|Pay no attention to the funky carpet! We inherited it with the house:)|
Over the weekend my hubby and I put in a lot of time trying to faux silver leaf an old dresser we've had in the family for years.
My husband put more time in than I did and basically took over the project for the most part.
He's a pretty helpful guy and I"m really lucky to have him. The bad part of this is that I told him we needed to sand down the drawer fronts and sides before applying our faux finish.
He, getting really caught up in so many other things he had going, decided against the sanding of the sides and drawer fronts and the results were less than stellar. So, while this was a DIY flop for me, it still can be DIY success for you.
All you have to do is basically make sure that whatever piece of furniture you are going to use has been thoroughly cleaned and sanded so that the surface is as smooth as a baby's bottom. This is aluminum foil and it's not very forgiving.

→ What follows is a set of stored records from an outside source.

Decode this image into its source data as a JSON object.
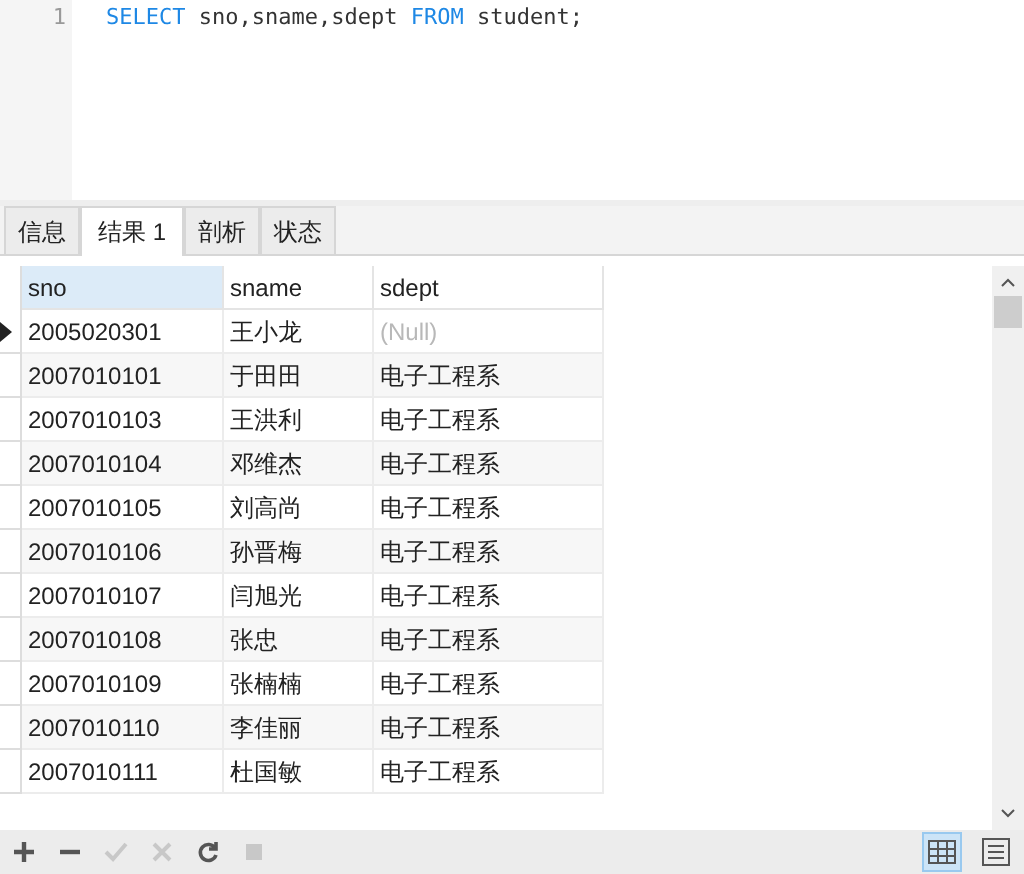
{
  "editor": {
    "lines": [
      {
        "number": "1",
        "tokens": [
          {
            "text": "SELECT",
            "kind": "keyword"
          },
          {
            "text": " sno,sname,sdept ",
            "kind": "plain"
          },
          {
            "text": "FROM",
            "kind": "keyword"
          },
          {
            "text": " student;",
            "kind": "plain"
          }
        ]
      }
    ]
  },
  "tabs": [
    {
      "label": "信息",
      "selected": false
    },
    {
      "label": "结果 1",
      "selected": true
    },
    {
      "label": "剖析",
      "selected": false
    },
    {
      "label": "状态",
      "selected": false
    }
  ],
  "table": {
    "columns": [
      {
        "label": "sno",
        "selected": true
      },
      {
        "label": "sname",
        "selected": false
      },
      {
        "label": "sdept",
        "selected": false
      }
    ],
    "rows": [
      {
        "current": true,
        "cells": [
          {
            "text": "2005020301",
            "null": false
          },
          {
            "text": "王小龙",
            "null": false
          },
          {
            "text": "(Null)",
            "null": true
          }
        ]
      },
      {
        "current": false,
        "cells": [
          {
            "text": "2007010101",
            "null": false
          },
          {
            "text": "于田田",
            "null": false
          },
          {
            "text": "电子工程系",
            "null": false
          }
        ]
      },
      {
        "current": false,
        "cells": [
          {
            "text": "2007010103",
            "null": false
          },
          {
            "text": "王洪利",
            "null": false
          },
          {
            "text": "电子工程系",
            "null": false
          }
        ]
      },
      {
        "current": false,
        "cells": [
          {
            "text": "2007010104",
            "null": false
          },
          {
            "text": "邓维杰",
            "null": false
          },
          {
            "text": "电子工程系",
            "null": false
          }
        ]
      },
      {
        "current": false,
        "cells": [
          {
            "text": "2007010105",
            "null": false
          },
          {
            "text": "刘高尚",
            "null": false
          },
          {
            "text": "电子工程系",
            "null": false
          }
        ]
      },
      {
        "current": false,
        "cells": [
          {
            "text": "2007010106",
            "null": false
          },
          {
            "text": "孙晋梅",
            "null": false
          },
          {
            "text": "电子工程系",
            "null": false
          }
        ]
      },
      {
        "current": false,
        "cells": [
          {
            "text": "2007010107",
            "null": false
          },
          {
            "text": "闫旭光",
            "null": false
          },
          {
            "text": "电子工程系",
            "null": false
          }
        ]
      },
      {
        "current": false,
        "cells": [
          {
            "text": "2007010108",
            "null": false
          },
          {
            "text": "张忠",
            "null": false
          },
          {
            "text": "电子工程系",
            "null": false
          }
        ]
      },
      {
        "current": false,
        "cells": [
          {
            "text": "2007010109",
            "null": false
          },
          {
            "text": "张楠楠",
            "null": false
          },
          {
            "text": "电子工程系",
            "null": false
          }
        ]
      },
      {
        "current": false,
        "cells": [
          {
            "text": "2007010110",
            "null": false
          },
          {
            "text": "李佳丽",
            "null": false
          },
          {
            "text": "电子工程系",
            "null": false
          }
        ]
      },
      {
        "current": false,
        "cells": [
          {
            "text": "2007010111",
            "null": false
          },
          {
            "text": "杜国敏",
            "null": false
          },
          {
            "text": "电子工程系",
            "null": false
          }
        ]
      }
    ]
  },
  "toolbar": {
    "actions": [
      {
        "kind": "add",
        "disabled": false
      },
      {
        "kind": "remove",
        "disabled": false
      },
      {
        "kind": "apply",
        "disabled": true
      },
      {
        "kind": "discard",
        "disabled": true
      },
      {
        "kind": "refresh",
        "disabled": false
      },
      {
        "kind": "stop",
        "disabled": true
      }
    ],
    "views": [
      {
        "kind": "grid",
        "selected": true
      },
      {
        "kind": "form",
        "selected": false
      }
    ]
  }
}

So prep time is crucial to your positive outcome:)
|Cost for all of this was about 7 dollars!|
You are going to need 2 sizes of aluminum foil, the wide kind and the normal size, wallpaper glue, and something to apply the glue with. I used a foam brush. You can get the aluminum foil at the Dollar Tree and wallpaper glue anywhere.
I have frequented several sights where people used aluminum leafing to DIY a piece of furniture. I, not knowing anything about metal leafing thought, " Hey, that looks a lot like aluminum foil and if they can do that with aluminum leafing I'm sure I can do it with aluminum foil!"
I pretty much thought I had an original idea and was excited to show what I discovered to the blogging world of other DIY'ers. I did some research however, and found a few other bloggers who have had similar ideas: http://redhenhome.blogspot.com/2011/06/bling-for-bedroom.html http://vintagerevivals.blogspot.com/2010/09/tin-foil-nightstand.html http://www.positivelysplendid.com/2011/06/faux-silver-leaf-tutorial-from-ivy.html http://bluecedarlane.blogspot.com/2011/07/faux-silver-leaf-side-table-tutorial.html
My best advice to anyone wanting their results as smooth and shiny as possible, is to use it on a piece of furniture that is rectangular and no wider than the widest version of aluminum foil they sell.
My dresser was, and I was able to get a wide roll of aluminum foil to cover the tops and sides without having to piece it. We tried piecing it at first with the smaller aluminum foil and the results weren't so hot. However if you are going for more of a shabby chic look piecing it can be beautiful! Just look at the amazing transformations that I found in the above links!
Here is a quick tutorial:
Prep: Clean and Sand your surface if there are surface irregularities. Make sure it's free from all dust.
1) Measure out the size of foil you want and carefully cut. Decide which side of the foil you want to use. I used the shiniest side to make it look more mirror like.
2) Take your foam brush and apply wallpaper glue to the surface you are working on.
3) Have someone to hold the aluminum foil up for you while you work the other end. Smooth the foil with your hand in a karate chop position and sweep with your hand across the foil at an angle, while your helper is holding the rest of the foil up off of the surface. You want to do this project with a helper to avoid getting too many air bubbles in the foil, by working small sections at a time. Continue working down the surface until it's covered.
4) Repeat with all other surface areas. If you get air bubbles keep working them over to an edge and you should be able to get most of them out. We had a lot of problems with air bubbles at first but we were able to work most of them out.
|Here is a close up of the wood grain. I love it!!!|
5) If you are working on a wood surface use a small soft towel to smooth over the foil so that you can work the wood grain in to the foil. This makes a more realistic finish. To me it looked like brush strokes so looked more like what I imagined silver leaf to look like.
6) If you accidentally get wallpaper glue on the surface, and you will, clean it up immediately with a little soap and water. I read where others said their glue came off easily. Mine did not.
7) This is something I did but didn't get to take pictures. If you have wood grain showing through the foil, take some black acrylic paint and rub it into the grain. Let it sit for several seconds and then wipe it off until you have the look you want. We had a look similar to something I saw at Z Gallerie:
8) Editors Note: My dresser is getting small tears in it or nicks from items I've placed on it with sharp edges. You may want to seal this or use it on something like a nightstand that won't get so much wear and tear.
And that is about it you guys! I haven't given up. I'll probably redo this dresser again and make sure that prep work is done first. So, what do you think? Would you use aluminum foil to redo a piece of furniture? Let me know! And if you have and want to post pictures send them in and I'll add your photos up here as well!
Oh, one more thing! Speaking of this Z Gallerie coffee table, I feel inspired to try my own version in the not too distant future! So, we shall see.